──────── Data for the task

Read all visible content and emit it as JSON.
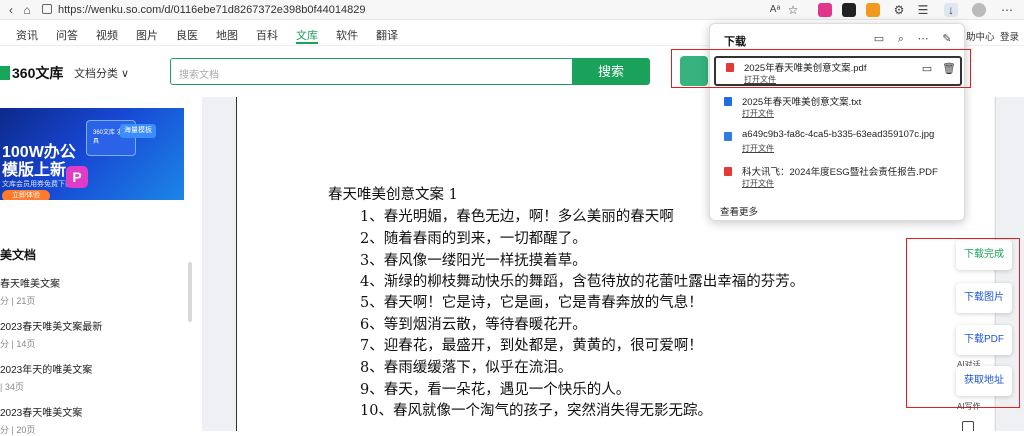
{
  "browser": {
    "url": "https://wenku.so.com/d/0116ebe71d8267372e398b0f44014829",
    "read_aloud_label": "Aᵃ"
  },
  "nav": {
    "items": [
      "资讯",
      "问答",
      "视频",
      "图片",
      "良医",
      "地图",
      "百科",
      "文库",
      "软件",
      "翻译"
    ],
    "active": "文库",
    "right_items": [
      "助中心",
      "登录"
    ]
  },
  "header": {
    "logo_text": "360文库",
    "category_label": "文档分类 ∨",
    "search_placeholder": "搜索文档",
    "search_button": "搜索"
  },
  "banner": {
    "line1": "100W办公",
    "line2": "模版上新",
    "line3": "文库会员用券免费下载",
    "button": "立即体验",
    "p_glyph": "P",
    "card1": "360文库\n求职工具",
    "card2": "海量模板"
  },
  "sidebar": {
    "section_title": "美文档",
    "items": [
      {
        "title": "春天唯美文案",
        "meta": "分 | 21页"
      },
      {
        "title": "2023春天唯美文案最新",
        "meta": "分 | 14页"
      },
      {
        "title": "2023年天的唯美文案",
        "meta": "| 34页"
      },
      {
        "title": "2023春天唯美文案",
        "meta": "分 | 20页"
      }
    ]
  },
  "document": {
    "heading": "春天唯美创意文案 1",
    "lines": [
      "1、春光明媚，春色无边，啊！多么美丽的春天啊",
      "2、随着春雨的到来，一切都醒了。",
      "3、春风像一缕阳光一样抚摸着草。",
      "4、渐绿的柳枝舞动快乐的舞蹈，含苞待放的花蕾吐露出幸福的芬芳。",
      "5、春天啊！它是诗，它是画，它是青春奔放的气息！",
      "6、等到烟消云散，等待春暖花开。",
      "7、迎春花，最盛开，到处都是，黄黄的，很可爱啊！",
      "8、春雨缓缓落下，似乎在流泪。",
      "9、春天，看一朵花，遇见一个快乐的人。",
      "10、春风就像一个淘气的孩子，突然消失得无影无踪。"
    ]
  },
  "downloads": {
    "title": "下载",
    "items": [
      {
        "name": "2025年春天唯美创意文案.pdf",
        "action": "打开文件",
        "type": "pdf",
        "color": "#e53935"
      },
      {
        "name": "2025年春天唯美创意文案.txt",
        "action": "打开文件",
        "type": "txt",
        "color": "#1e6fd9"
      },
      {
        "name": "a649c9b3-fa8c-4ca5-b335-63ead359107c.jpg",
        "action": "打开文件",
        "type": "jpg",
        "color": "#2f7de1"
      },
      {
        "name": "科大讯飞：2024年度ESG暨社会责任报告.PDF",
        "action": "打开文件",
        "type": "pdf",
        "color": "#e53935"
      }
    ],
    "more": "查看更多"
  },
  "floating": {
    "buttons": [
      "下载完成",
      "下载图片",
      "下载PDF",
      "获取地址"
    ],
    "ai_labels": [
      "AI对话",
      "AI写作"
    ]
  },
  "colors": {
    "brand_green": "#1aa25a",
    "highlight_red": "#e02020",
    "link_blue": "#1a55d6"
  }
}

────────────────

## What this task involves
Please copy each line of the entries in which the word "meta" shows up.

## Output for this task
        "meta": "分 | 21页"
        "meta": "分 | 14页"
        "meta": "| 34页"
        "meta": "分 | 20页"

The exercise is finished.